> _Available records_

-=-=-=-=-

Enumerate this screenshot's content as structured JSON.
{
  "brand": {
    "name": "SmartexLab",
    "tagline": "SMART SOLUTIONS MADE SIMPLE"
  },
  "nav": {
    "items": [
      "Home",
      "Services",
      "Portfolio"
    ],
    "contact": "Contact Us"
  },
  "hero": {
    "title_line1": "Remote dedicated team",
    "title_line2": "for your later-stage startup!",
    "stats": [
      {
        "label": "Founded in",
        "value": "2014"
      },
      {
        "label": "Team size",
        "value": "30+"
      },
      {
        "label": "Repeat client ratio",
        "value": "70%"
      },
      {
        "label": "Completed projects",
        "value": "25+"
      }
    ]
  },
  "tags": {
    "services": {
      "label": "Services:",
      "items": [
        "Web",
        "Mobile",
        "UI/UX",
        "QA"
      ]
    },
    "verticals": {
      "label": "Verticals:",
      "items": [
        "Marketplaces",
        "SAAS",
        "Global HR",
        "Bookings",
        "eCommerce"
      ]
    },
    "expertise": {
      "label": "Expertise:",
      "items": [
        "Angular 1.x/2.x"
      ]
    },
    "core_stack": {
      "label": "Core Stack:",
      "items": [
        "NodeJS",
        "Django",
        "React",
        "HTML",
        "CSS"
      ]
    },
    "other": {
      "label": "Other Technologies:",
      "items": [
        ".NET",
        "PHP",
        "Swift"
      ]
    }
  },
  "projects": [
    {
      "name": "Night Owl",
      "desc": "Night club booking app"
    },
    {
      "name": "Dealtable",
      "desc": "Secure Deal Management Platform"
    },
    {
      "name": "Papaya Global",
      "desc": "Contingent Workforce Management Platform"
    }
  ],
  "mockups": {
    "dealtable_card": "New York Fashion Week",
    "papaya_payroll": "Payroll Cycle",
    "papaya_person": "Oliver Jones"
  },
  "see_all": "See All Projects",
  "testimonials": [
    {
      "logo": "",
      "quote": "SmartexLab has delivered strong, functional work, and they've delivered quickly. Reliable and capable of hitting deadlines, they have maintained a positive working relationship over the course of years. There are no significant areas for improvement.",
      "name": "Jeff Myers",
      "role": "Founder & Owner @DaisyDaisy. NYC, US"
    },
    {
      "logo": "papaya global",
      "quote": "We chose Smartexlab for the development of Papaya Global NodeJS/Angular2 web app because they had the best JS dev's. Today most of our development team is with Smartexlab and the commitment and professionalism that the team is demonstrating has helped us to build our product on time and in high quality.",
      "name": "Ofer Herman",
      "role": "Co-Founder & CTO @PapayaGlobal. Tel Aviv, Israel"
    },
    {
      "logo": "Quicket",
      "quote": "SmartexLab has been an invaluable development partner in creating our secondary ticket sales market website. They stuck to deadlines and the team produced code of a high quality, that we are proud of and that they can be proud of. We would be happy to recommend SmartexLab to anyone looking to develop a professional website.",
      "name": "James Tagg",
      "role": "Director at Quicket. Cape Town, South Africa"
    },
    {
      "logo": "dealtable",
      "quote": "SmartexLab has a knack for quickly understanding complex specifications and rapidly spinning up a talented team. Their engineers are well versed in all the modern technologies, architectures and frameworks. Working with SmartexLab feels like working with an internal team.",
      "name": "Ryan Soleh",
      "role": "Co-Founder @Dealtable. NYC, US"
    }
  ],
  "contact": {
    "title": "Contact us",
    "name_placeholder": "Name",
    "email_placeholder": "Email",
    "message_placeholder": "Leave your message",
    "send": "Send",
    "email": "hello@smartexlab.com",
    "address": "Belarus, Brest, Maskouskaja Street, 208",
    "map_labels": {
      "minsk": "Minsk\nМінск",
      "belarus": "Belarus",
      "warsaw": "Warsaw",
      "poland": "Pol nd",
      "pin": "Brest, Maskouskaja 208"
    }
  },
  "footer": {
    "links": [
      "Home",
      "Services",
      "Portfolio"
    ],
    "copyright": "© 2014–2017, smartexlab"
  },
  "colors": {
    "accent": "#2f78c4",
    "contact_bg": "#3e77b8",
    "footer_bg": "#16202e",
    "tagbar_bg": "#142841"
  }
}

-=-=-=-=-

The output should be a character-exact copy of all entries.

> _Response area_
Enumerate this screenshot's content as structured JSON.
{
  "brand": {
    "name": "SmartexLab",
    "tagline": "SMART SOLUTIONS MADE SIMPLE"
  },
  "nav": {
    "items": [
      "Home",
      "Services",
      "Portfolio"
    ],
    "contact": "Contact Us"
  },
  "hero": {
    "title_line1": "Remote dedicated team",
    "title_line2": "for your later-stage startup!",
    "stats": [
      {
        "label": "Founded in",
        "value": "2014"
      },
      {
        "label": "Team size",
        "value": "30+"
      },
      {
        "label": "Repeat client ratio",
        "value": "70%"
      },
      {
        "label": "Completed projects",
        "value": "25+"
      }
    ]
  },
  "tags": {
    "services": {
      "label": "Services:",
      "items": [
        "Web",
        "Mobile",
        "UI/UX",
        "QA"
      ]
    },
    "verticals": {
      "label": "Verticals:",
      "items": [
        "Marketplaces",
        "SAAS",
        "Global HR",
        "Bookings",
        "eCommerce"
      ]
    },
    "expertise": {
      "label": "Expertise:",
      "items": [
        "Angular 1.x/2.x"
      ]
    },
    "core_stack": {
      "label": "Core Stack:",
      "items": [
        "NodeJS",
        "Django",
        "React",
        "HTML",
        "CSS"
      ]
    },
    "other": {
      "label": "Other Technologies:",
      "items": [
        ".NET",
        "PHP",
        "Swift"
      ]
    }
  },
  "projects": [
    {
      "name": "Night Owl",
      "desc": "Night club booking app"
    },
    {
      "name": "Dealtable",
      "desc": "Secure Deal Management Platform"
    },
    {
      "name": "Papaya Global",
      "desc": "Contingent Workforce Management Platform"
    }
  ],
  "mockups": {
    "dealtable_card": "New York Fashion Week",
    "papaya_payroll": "Payroll Cycle",
    "papaya_person": "Oliver Jones"
  },
  "see_all": "See All Projects",
  "testimonials": [
    {
      "logo": "",
      "quote": "SmartexLab has delivered strong, functional work, and they've delivered quickly. Reliable and capable of hitting deadlines, they have maintained a positive working relationship over the course of years. There are no significant areas for improvement.",
      "name": "Jeff Myers",
      "role": "Founder & Owner @DaisyDaisy. NYC, US"
    },
    {
      "logo": "papaya global",
      "quote": "We chose Smartexlab for the development of Papaya Global NodeJS/Angular2 web app because they had the best JS dev's. Today most of our development team is with Smartexlab and the commitment and professionalism that the team is demonstrating has helped us to build our product on time and in high quality.",
      "name": "Ofer Herman",
      "role": "Co-Founder & CTO @PapayaGlobal. Tel Aviv, Israel"
    },
    {
      "logo": "Quicket",
      "quote": "SmartexLab has been an invaluable development partner in creating our secondary ticket sales market website. They stuck to deadlines and the team produced code of a high quality, that we are proud of and that they can be proud of. We would be happy to recommend SmartexLab to anyone looking to develop a professional website.",
      "name": "James Tagg",
      "role": "Director at Quicket. Cape Town, South Africa"
    },
    {
      "logo": "dealtable",
      "quote": "SmartexLab has a knack for quickly understanding complex specifications and rapidly spinning up a talented team. Their engineers are well versed in all the modern technologies, architectures and frameworks. Working with SmartexLab feels like working with an internal team.",
      "name": "Ryan Soleh",
      "role": "Co-Founder @Dealtable. NYC, US"
    }
  ],
  "contact": {
    "title": "Contact us",
    "name_placeholder": "Name",
    "email_placeholder": "Email",
    "message_placeholder": "Leave your message",
    "send": "Send",
    "email": "hello@smartexlab.com",
    "address": "Belarus, Brest, Maskouskaja Street, 208",
    "map_labels": {
      "minsk": "Minsk\nМінск",
      "belarus": "Belarus",
      "warsaw": "Warsaw",
      "poland": "Pol nd",
      "pin": "Brest, Maskouskaja 208"
    }
  },
  "footer": {
    "links": [
      "Home",
      "Services",
      "Portfolio"
    ],
    "copyright": "© 2014–2017, smartexlab"
  },
  "colors": {
    "accent": "#2f78c4",
    "contact_bg": "#3e77b8",
    "footer_bg": "#16202e",
    "tagbar_bg": "#142841"
  }
}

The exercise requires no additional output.